§ TASK DETAILS
An exact reproduction of the data below is expected, free of images.

#### RECORD EXCERPTS

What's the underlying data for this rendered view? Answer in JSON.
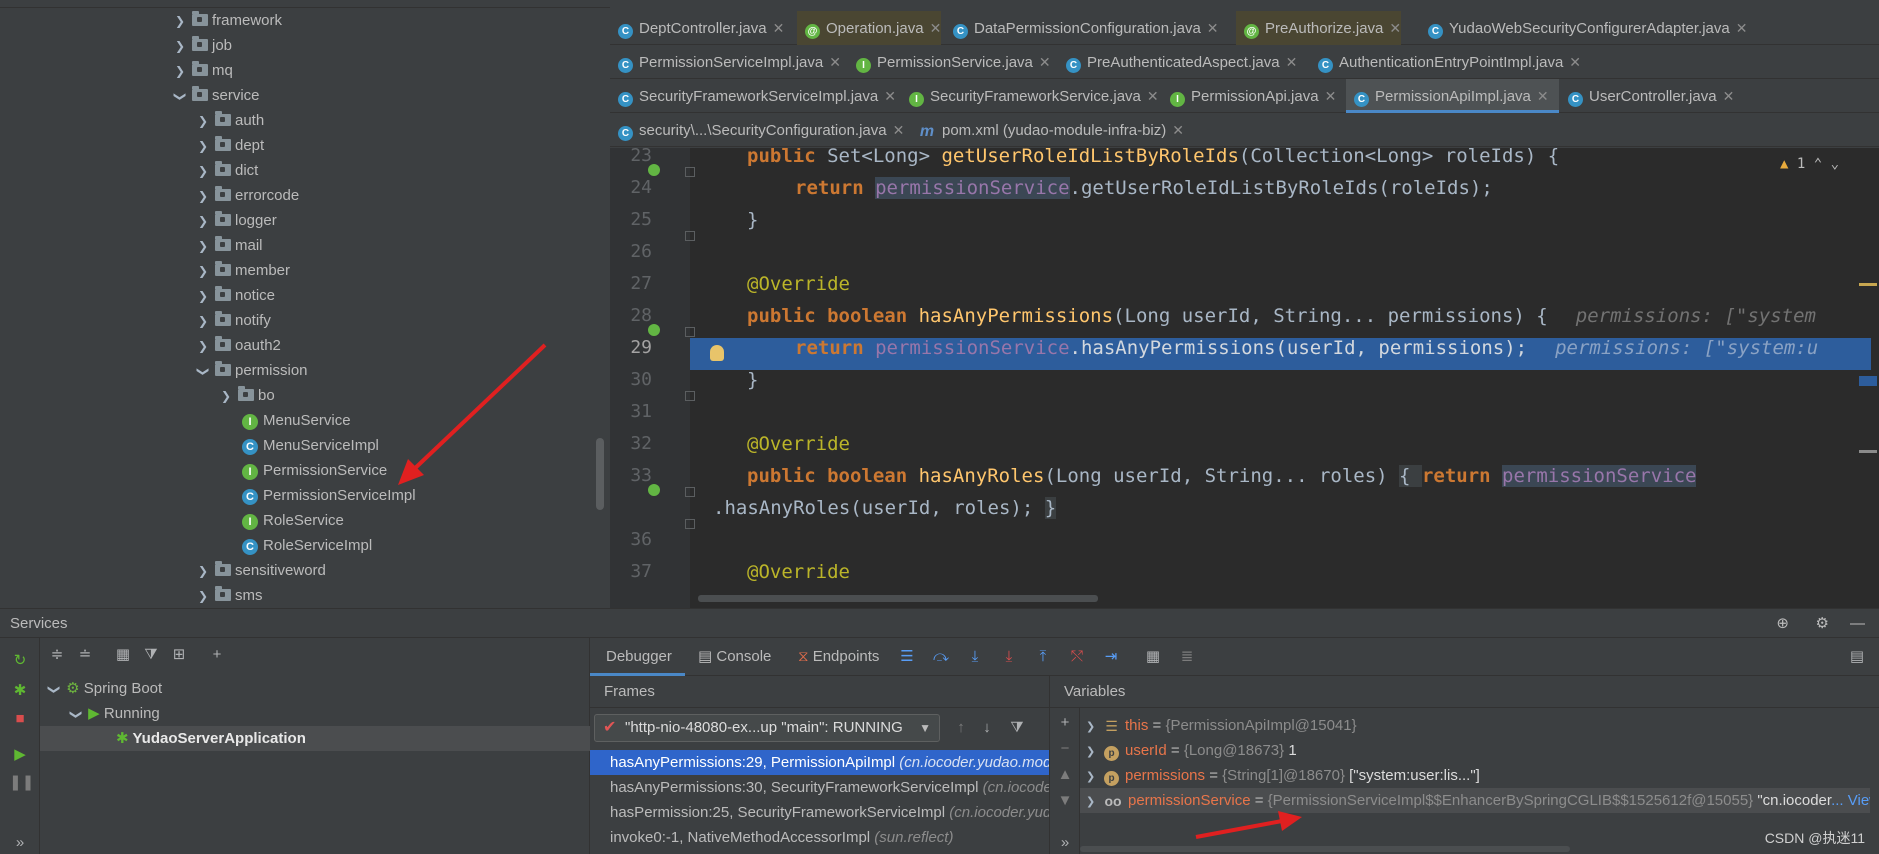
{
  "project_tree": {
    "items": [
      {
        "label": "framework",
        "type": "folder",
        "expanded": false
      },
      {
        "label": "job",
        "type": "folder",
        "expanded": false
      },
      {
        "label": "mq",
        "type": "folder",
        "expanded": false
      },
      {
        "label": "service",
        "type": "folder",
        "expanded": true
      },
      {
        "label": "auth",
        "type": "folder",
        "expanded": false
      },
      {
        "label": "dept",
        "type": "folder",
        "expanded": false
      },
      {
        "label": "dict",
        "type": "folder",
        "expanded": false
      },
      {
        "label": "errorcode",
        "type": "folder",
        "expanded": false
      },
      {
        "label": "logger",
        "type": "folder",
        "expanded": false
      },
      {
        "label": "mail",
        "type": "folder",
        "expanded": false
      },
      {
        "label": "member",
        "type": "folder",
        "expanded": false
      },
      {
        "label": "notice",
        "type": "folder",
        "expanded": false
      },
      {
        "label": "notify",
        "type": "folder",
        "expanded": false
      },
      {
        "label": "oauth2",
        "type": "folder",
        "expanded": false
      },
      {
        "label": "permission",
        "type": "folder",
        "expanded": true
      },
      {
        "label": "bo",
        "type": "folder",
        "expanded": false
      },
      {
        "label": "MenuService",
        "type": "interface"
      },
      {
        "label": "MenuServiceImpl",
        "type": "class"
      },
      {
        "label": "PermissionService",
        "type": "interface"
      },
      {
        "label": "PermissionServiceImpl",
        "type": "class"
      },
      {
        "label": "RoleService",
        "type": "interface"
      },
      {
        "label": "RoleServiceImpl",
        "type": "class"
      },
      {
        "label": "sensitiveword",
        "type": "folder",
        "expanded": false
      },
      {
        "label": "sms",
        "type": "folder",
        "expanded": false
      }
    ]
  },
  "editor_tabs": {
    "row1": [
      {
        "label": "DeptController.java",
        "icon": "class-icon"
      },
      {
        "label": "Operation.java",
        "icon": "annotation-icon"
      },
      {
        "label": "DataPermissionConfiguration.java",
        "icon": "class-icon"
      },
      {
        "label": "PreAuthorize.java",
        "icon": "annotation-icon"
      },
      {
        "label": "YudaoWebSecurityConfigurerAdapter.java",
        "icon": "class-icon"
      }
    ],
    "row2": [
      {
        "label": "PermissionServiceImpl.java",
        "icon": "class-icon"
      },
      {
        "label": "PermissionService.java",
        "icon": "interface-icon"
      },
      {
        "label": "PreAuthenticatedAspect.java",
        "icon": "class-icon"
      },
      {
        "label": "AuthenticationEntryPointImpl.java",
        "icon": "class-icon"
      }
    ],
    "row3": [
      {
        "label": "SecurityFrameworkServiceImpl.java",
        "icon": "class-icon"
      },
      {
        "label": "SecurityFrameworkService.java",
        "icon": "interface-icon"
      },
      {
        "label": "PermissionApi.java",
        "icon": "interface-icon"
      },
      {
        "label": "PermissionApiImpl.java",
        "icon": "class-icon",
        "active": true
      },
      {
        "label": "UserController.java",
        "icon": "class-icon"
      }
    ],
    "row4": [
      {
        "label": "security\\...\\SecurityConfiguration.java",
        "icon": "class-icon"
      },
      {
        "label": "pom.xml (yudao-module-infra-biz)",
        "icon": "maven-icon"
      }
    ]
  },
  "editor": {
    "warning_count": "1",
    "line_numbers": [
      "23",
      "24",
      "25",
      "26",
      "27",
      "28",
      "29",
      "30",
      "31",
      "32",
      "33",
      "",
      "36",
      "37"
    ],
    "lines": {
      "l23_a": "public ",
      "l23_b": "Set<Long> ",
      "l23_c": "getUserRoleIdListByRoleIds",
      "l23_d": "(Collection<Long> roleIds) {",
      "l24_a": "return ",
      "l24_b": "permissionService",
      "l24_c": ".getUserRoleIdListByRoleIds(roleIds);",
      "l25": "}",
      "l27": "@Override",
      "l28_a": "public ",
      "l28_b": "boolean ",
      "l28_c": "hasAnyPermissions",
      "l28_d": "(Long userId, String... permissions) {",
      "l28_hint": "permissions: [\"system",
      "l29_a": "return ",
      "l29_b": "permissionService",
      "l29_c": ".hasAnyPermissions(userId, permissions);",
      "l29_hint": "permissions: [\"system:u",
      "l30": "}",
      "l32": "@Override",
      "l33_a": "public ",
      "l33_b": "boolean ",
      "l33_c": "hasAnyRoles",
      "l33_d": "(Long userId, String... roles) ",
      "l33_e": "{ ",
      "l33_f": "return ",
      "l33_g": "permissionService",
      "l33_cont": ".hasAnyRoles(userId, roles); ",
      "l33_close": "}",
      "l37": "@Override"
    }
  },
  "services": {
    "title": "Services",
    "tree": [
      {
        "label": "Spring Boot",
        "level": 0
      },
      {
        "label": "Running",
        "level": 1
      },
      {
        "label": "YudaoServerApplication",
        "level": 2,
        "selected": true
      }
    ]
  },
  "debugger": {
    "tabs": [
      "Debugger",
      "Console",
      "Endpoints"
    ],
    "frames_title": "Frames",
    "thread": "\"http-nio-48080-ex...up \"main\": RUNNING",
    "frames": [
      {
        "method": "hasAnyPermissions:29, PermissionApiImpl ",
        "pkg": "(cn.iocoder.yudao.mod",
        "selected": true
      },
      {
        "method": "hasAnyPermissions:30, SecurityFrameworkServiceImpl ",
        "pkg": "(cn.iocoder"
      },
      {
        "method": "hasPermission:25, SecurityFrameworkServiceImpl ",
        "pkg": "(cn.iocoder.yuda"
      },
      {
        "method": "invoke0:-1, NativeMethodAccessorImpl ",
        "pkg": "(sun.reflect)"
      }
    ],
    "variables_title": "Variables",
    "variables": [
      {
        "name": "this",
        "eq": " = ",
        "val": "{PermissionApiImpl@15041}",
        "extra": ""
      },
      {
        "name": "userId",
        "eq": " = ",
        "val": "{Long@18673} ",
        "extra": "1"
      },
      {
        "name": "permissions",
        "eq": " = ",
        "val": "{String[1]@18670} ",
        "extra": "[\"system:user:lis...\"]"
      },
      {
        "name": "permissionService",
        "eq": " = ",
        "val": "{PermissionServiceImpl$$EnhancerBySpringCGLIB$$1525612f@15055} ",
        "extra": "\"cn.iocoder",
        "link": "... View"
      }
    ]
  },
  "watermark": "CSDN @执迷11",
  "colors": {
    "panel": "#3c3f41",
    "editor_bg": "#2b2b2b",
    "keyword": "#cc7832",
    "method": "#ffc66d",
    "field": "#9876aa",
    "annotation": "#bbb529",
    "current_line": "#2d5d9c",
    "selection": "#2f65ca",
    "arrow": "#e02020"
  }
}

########

§ EXERCISE OUTPUT
What's the underlying data for this rendered view? Answer in JSON.
{
  "project_tree": {
    "items": [
      {
        "label": "framework",
        "type": "folder",
        "expanded": false
      },
      {
        "label": "job",
        "type": "folder",
        "expanded": false
      },
      {
        "label": "mq",
        "type": "folder",
        "expanded": false
      },
      {
        "label": "service",
        "type": "folder",
        "expanded": true
      },
      {
        "label": "auth",
        "type": "folder",
        "expanded": false
      },
      {
        "label": "dept",
        "type": "folder",
        "expanded": false
      },
      {
        "label": "dict",
        "type": "folder",
        "expanded": false
      },
      {
        "label": "errorcode",
        "type": "folder",
        "expanded": false
      },
      {
        "label": "logger",
        "type": "folder",
        "expanded": false
      },
      {
        "label": "mail",
        "type": "folder",
        "expanded": false
      },
      {
        "label": "member",
        "type": "folder",
        "expanded": false
      },
      {
        "label": "notice",
        "type": "folder",
        "expanded": false
      },
      {
        "label": "notify",
        "type": "folder",
        "expanded": false
      },
      {
        "label": "oauth2",
        "type": "folder",
        "expanded": false
      },
      {
        "label": "permission",
        "type": "folder",
        "expanded": true
      },
      {
        "label": "bo",
        "type": "folder",
        "expanded": false
      },
      {
        "label": "MenuService",
        "type": "interface"
      },
      {
        "label": "MenuServiceImpl",
        "type": "class"
      },
      {
        "label": "PermissionService",
        "type": "interface"
      },
      {
        "label": "PermissionServiceImpl",
        "type": "class"
      },
      {
        "label": "RoleService",
        "type": "interface"
      },
      {
        "label": "RoleServiceImpl",
        "type": "class"
      },
      {
        "label": "sensitiveword",
        "type": "folder",
        "expanded": false
      },
      {
        "label": "sms",
        "type": "folder",
        "expanded": false
      }
    ]
  },
  "editor_tabs": {
    "row1": [
      {
        "label": "DeptController.java",
        "icon": "class-icon"
      },
      {
        "label": "Operation.java",
        "icon": "annotation-icon"
      },
      {
        "label": "DataPermissionConfiguration.java",
        "icon": "class-icon"
      },
      {
        "label": "PreAuthorize.java",
        "icon": "annotation-icon"
      },
      {
        "label": "YudaoWebSecurityConfigurerAdapter.java",
        "icon": "class-icon"
      }
    ],
    "row2": [
      {
        "label": "PermissionServiceImpl.java",
        "icon": "class-icon"
      },
      {
        "label": "PermissionService.java",
        "icon": "interface-icon"
      },
      {
        "label": "PreAuthenticatedAspect.java",
        "icon": "class-icon"
      },
      {
        "label": "AuthenticationEntryPointImpl.java",
        "icon": "class-icon"
      }
    ],
    "row3": [
      {
        "label": "SecurityFrameworkServiceImpl.java",
        "icon": "class-icon"
      },
      {
        "label": "SecurityFrameworkService.java",
        "icon": "interface-icon"
      },
      {
        "label": "PermissionApi.java",
        "icon": "interface-icon"
      },
      {
        "label": "PermissionApiImpl.java",
        "icon": "class-icon",
        "active": true
      },
      {
        "label": "UserController.java",
        "icon": "class-icon"
      }
    ],
    "row4": [
      {
        "label": "security\\...\\SecurityConfiguration.java",
        "icon": "class-icon"
      },
      {
        "label": "pom.xml (yudao-module-infra-biz)",
        "icon": "maven-icon"
      }
    ]
  },
  "editor": {
    "warning_count": "1",
    "line_numbers": [
      "23",
      "24",
      "25",
      "26",
      "27",
      "28",
      "29",
      "30",
      "31",
      "32",
      "33",
      "",
      "36",
      "37"
    ],
    "lines": {
      "l23_a": "public ",
      "l23_b": "Set<Long> ",
      "l23_c": "getUserRoleIdListByRoleIds",
      "l23_d": "(Collection<Long> roleIds) {",
      "l24_a": "return ",
      "l24_b": "permissionService",
      "l24_c": ".getUserRoleIdListByRoleIds(roleIds);",
      "l25": "}",
      "l27": "@Override",
      "l28_a": "public ",
      "l28_b": "boolean ",
      "l28_c": "hasAnyPermissions",
      "l28_d": "(Long userId, String... permissions) {",
      "l28_hint": "permissions: [\"system",
      "l29_a": "return ",
      "l29_b": "permissionService",
      "l29_c": ".hasAnyPermissions(userId, permissions);",
      "l29_hint": "permissions: [\"system:u",
      "l30": "}",
      "l32": "@Override",
      "l33_a": "public ",
      "l33_b": "boolean ",
      "l33_c": "hasAnyRoles",
      "l33_d": "(Long userId, String... roles) ",
      "l33_e": "{ ",
      "l33_f": "return ",
      "l33_g": "permissionService",
      "l33_cont": ".hasAnyRoles(userId, roles); ",
      "l33_close": "}",
      "l37": "@Override"
    }
  },
  "services": {
    "title": "Services",
    "tree": [
      {
        "label": "Spring Boot",
        "level": 0
      },
      {
        "label": "Running",
        "level": 1
      },
      {
        "label": "YudaoServerApplication",
        "level": 2,
        "selected": true
      }
    ]
  },
  "debugger": {
    "tabs": [
      "Debugger",
      "Console",
      "Endpoints"
    ],
    "frames_title": "Frames",
    "thread": "\"http-nio-48080-ex...up \"main\": RUNNING",
    "frames": [
      {
        "method": "hasAnyPermissions:29, PermissionApiImpl ",
        "pkg": "(cn.iocoder.yudao.mod",
        "selected": true
      },
      {
        "method": "hasAnyPermissions:30, SecurityFrameworkServiceImpl ",
        "pkg": "(cn.iocoder"
      },
      {
        "method": "hasPermission:25, SecurityFrameworkServiceImpl ",
        "pkg": "(cn.iocoder.yuda"
      },
      {
        "method": "invoke0:-1, NativeMethodAccessorImpl ",
        "pkg": "(sun.reflect)"
      }
    ],
    "variables_title": "Variables",
    "variables": [
      {
        "name": "this",
        "eq": " = ",
        "val": "{PermissionApiImpl@15041}",
        "extra": ""
      },
      {
        "name": "userId",
        "eq": " = ",
        "val": "{Long@18673} ",
        "extra": "1"
      },
      {
        "name": "permissions",
        "eq": " = ",
        "val": "{String[1]@18670} ",
        "extra": "[\"system:user:lis...\"]"
      },
      {
        "name": "permissionService",
        "eq": " = ",
        "val": "{PermissionServiceImpl$$EnhancerBySpringCGLIB$$1525612f@15055} ",
        "extra": "\"cn.iocoder",
        "link": "... View"
      }
    ]
  },
  "watermark": "CSDN @执迷11",
  "colors": {
    "panel": "#3c3f41",
    "editor_bg": "#2b2b2b",
    "keyword": "#cc7832",
    "method": "#ffc66d",
    "field": "#9876aa",
    "annotation": "#bbb529",
    "current_line": "#2d5d9c",
    "selection": "#2f65ca",
    "arrow": "#e02020"
  }
}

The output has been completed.